▶ EXERCISE REQUIREMENTS: Find each line below that includes "badge", then copy it.

::: EXTRACTED ENTRIES :::

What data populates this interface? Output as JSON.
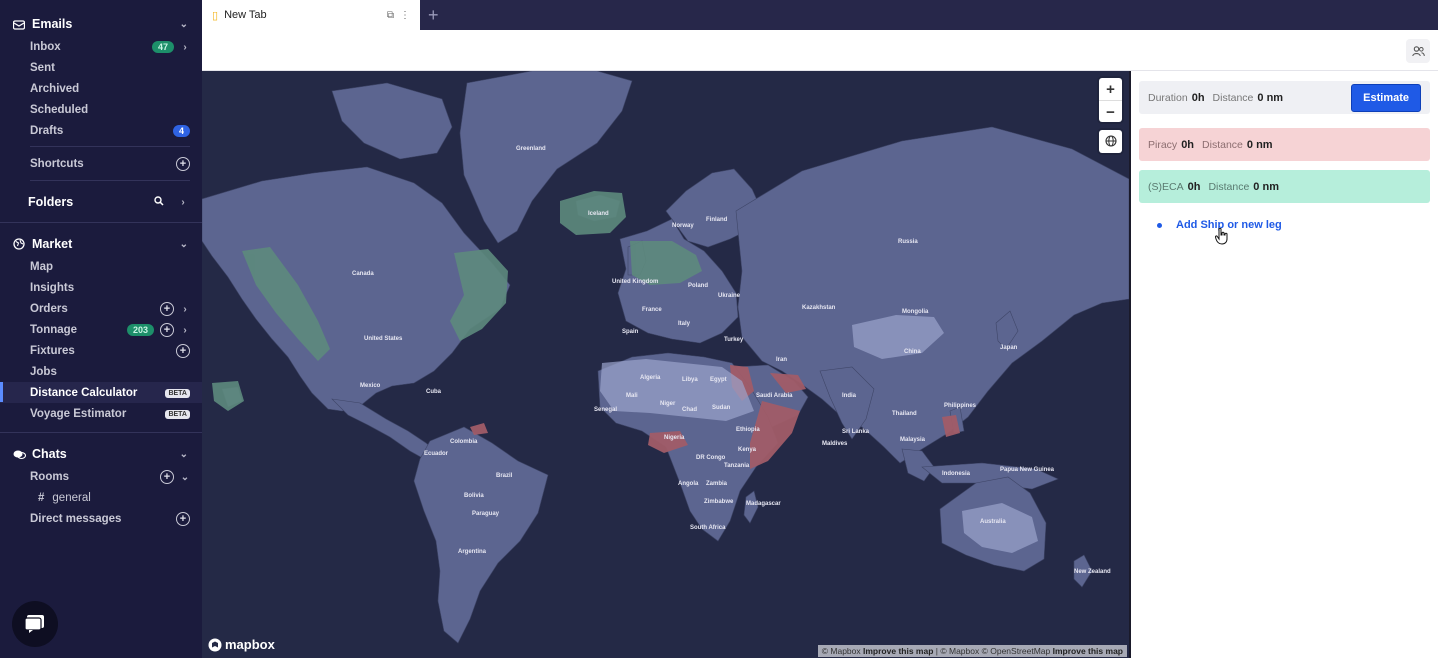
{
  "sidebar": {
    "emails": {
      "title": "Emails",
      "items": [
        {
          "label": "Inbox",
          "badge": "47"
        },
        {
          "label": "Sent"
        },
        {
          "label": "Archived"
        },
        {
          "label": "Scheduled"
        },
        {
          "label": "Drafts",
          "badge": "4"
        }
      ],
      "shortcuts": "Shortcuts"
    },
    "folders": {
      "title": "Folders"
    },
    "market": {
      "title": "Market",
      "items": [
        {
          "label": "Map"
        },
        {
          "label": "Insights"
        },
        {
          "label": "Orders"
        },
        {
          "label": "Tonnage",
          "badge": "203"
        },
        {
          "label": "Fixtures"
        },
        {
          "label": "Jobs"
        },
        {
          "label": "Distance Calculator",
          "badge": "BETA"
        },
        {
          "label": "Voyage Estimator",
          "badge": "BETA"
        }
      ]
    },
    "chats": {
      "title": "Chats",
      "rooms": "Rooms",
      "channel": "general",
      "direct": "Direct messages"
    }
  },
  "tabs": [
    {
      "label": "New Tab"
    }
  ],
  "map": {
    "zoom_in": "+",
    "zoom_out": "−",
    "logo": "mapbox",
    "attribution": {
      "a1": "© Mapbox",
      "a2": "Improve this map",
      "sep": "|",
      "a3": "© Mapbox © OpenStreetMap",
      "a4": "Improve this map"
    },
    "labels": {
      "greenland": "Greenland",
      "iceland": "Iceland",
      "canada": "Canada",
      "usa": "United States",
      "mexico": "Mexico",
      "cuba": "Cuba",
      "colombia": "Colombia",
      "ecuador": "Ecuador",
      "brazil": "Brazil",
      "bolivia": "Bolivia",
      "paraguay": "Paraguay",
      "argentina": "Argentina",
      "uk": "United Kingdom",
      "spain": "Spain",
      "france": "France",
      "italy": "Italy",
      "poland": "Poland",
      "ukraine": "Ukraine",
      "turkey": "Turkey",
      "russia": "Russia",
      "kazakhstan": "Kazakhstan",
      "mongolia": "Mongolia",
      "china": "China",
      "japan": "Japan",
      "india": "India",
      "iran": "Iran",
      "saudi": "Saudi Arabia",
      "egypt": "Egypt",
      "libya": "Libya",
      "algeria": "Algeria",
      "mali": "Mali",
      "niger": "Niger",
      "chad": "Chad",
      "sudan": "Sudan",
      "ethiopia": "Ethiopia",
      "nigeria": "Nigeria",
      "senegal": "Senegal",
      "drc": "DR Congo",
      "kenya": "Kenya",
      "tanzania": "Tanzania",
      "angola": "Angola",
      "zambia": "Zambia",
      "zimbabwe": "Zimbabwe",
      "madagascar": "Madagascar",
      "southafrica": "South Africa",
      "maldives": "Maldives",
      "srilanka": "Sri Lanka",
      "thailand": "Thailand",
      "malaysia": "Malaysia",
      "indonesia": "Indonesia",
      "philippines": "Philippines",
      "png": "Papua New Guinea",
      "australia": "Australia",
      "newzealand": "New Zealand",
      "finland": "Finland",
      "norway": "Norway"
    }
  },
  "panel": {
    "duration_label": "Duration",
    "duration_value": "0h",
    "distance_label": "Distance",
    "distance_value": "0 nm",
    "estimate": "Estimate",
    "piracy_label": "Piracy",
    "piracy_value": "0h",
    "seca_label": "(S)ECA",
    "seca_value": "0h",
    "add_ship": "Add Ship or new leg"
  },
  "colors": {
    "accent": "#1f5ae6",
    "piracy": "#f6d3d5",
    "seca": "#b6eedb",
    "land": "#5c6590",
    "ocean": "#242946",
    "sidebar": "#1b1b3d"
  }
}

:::

▶ RESPONSE TO THE EXERCISE:
          "badge": "47"
          "badge": "4"
          "badge": "203"
          "badge": "BETA"
          "badge": "BETA"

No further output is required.